_WHAT THIS TASK INVOLVES_. Scan the data below and give the number of lines that include the word "channel", with no other words.

____

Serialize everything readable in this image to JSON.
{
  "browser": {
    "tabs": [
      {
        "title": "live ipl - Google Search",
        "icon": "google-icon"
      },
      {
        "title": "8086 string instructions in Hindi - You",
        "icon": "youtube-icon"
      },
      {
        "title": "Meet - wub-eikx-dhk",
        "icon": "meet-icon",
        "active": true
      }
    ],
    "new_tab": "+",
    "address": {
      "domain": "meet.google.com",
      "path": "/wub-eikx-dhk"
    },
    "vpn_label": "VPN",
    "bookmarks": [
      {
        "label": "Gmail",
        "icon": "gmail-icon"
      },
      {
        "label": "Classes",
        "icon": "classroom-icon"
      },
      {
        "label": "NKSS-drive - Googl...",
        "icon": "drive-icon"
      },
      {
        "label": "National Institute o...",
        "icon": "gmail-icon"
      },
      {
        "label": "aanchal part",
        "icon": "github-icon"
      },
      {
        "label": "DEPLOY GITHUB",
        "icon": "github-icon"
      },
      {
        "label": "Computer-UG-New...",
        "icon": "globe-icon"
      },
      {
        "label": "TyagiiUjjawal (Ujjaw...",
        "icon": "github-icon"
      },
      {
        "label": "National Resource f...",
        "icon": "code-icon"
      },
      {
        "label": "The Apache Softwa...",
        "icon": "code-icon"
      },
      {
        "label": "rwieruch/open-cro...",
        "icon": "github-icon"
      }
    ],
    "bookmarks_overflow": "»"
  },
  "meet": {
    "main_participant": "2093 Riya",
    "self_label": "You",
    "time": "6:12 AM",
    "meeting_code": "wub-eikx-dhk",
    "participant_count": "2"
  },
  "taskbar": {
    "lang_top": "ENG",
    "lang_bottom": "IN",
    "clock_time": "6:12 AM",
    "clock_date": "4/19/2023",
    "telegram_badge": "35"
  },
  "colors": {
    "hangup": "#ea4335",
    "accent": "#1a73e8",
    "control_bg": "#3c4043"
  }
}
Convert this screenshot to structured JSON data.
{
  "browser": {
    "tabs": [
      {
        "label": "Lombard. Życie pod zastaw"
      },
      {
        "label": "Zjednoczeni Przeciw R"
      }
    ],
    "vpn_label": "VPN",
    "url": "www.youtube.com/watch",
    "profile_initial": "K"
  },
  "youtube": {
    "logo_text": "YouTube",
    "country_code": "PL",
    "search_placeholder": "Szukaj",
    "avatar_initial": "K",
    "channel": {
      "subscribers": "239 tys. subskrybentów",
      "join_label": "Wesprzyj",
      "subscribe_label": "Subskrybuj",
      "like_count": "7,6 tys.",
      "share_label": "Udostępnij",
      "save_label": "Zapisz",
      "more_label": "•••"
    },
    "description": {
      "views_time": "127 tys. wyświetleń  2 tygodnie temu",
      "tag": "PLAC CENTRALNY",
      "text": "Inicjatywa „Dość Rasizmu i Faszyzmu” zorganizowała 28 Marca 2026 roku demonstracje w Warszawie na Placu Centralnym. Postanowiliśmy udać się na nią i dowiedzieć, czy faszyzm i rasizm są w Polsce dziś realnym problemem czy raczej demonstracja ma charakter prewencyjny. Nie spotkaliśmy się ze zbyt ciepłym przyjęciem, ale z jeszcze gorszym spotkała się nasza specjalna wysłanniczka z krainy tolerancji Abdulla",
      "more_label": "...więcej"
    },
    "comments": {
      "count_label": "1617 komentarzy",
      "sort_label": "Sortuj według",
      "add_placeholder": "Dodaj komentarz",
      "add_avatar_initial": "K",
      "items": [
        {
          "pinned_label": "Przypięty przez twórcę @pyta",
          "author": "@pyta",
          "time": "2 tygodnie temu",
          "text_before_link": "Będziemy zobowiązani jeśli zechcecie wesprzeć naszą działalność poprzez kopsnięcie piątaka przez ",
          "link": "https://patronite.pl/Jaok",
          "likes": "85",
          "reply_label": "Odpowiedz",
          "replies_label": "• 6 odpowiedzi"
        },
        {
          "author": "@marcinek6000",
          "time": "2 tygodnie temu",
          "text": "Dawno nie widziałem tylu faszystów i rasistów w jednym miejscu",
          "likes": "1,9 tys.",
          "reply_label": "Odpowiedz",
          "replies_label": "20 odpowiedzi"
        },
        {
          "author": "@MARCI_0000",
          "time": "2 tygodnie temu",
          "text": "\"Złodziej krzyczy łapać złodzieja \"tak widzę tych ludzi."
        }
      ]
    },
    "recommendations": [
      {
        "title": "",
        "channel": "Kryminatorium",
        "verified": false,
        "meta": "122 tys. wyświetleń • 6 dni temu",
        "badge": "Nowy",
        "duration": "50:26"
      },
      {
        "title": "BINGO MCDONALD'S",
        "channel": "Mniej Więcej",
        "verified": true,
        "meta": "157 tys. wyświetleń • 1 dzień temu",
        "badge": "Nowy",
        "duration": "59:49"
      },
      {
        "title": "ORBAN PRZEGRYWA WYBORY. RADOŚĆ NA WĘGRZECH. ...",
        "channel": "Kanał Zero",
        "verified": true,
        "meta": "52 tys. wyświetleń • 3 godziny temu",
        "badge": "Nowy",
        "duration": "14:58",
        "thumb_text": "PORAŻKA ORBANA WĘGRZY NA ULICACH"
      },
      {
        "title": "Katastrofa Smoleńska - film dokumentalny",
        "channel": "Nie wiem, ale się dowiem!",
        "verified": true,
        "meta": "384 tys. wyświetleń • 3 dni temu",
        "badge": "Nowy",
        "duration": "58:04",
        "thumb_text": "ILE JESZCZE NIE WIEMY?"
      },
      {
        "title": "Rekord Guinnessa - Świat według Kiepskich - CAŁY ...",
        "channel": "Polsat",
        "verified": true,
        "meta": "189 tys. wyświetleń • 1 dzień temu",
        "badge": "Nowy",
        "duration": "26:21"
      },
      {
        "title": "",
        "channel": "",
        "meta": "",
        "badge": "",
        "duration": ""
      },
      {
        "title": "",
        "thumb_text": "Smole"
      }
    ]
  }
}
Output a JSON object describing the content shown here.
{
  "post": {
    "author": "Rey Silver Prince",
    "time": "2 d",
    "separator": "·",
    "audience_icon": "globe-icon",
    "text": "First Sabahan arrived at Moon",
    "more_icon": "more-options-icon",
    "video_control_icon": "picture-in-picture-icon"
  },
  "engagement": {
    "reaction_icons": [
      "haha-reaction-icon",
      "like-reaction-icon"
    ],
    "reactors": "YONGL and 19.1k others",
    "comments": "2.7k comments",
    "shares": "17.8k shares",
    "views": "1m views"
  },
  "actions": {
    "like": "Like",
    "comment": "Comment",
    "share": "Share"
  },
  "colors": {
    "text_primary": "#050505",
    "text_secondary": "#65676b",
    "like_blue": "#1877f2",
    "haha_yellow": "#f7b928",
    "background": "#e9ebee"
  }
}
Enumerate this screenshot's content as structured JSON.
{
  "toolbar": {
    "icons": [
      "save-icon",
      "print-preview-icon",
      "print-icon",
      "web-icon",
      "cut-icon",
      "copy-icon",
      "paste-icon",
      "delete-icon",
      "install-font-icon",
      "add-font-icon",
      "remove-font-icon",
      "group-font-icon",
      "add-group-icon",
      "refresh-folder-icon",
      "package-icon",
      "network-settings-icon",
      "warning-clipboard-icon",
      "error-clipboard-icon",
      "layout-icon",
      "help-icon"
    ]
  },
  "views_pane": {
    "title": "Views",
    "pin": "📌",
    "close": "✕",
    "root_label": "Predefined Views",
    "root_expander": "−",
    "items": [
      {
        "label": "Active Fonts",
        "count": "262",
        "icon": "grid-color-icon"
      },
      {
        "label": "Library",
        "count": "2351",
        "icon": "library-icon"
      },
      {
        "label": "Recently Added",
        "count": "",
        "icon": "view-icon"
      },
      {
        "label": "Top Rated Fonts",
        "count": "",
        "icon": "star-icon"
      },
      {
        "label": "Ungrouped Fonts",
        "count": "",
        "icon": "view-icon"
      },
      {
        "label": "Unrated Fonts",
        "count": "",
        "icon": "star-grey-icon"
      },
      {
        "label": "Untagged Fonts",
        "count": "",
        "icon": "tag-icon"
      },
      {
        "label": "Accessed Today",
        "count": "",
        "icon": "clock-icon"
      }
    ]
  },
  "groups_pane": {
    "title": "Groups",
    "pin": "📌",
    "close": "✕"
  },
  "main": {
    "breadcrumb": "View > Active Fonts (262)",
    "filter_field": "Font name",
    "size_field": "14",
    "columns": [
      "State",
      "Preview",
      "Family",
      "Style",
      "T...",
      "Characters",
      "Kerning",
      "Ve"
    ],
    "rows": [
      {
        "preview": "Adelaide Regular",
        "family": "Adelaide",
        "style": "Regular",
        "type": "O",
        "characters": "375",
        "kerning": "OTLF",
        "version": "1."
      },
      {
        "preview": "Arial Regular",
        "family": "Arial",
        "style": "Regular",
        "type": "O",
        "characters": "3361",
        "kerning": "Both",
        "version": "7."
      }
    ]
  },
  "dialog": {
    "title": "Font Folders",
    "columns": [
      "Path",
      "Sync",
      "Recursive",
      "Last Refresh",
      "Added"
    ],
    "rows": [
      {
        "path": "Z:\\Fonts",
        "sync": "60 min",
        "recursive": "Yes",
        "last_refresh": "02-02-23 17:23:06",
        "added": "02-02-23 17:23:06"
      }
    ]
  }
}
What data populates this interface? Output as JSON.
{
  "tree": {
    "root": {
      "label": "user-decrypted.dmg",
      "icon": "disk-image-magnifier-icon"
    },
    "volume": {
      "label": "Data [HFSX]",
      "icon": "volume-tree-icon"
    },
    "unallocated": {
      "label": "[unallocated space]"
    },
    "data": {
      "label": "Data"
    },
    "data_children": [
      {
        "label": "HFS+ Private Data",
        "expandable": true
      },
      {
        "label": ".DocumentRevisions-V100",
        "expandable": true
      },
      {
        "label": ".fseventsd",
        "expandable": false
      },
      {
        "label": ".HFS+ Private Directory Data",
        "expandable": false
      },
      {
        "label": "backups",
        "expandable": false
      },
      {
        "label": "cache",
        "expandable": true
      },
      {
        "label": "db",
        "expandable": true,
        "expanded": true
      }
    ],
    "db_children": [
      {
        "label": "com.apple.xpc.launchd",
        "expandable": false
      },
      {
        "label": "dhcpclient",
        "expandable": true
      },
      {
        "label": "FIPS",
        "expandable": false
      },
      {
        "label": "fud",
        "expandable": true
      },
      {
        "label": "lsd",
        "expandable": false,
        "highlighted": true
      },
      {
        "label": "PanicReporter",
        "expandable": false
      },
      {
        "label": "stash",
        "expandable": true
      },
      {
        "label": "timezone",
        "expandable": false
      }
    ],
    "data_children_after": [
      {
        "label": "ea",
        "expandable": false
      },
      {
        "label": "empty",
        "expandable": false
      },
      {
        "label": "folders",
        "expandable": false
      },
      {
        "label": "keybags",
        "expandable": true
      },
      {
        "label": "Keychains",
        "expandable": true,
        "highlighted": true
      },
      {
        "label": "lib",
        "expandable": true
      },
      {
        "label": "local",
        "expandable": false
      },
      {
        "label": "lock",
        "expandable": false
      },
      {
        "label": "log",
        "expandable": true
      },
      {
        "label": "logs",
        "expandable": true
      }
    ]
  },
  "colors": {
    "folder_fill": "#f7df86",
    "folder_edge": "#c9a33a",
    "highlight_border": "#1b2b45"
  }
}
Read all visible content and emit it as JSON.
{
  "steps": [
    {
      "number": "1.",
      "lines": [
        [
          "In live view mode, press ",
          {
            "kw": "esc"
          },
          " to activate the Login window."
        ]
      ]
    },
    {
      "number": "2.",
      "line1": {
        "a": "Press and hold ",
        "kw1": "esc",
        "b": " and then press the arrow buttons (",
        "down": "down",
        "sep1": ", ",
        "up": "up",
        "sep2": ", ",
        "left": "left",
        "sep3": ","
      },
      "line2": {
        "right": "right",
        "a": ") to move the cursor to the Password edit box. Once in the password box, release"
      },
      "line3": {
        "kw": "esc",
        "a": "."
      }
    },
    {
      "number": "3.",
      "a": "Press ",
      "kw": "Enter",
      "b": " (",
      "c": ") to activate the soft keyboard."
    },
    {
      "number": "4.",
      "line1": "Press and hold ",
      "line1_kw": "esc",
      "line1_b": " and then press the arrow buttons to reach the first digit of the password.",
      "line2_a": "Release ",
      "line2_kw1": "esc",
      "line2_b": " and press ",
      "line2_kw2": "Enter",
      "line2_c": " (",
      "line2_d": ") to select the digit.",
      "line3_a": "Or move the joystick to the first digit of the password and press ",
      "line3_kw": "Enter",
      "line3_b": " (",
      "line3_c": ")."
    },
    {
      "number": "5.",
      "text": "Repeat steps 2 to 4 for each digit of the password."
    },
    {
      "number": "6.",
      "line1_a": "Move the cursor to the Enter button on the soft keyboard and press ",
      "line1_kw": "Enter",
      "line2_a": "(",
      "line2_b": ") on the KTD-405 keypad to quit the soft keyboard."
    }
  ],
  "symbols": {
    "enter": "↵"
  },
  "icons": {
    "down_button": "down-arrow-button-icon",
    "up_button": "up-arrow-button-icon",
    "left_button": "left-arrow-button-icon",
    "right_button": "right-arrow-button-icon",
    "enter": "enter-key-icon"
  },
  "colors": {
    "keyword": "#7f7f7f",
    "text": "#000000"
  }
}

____

_OUTPUT BELOW_. 7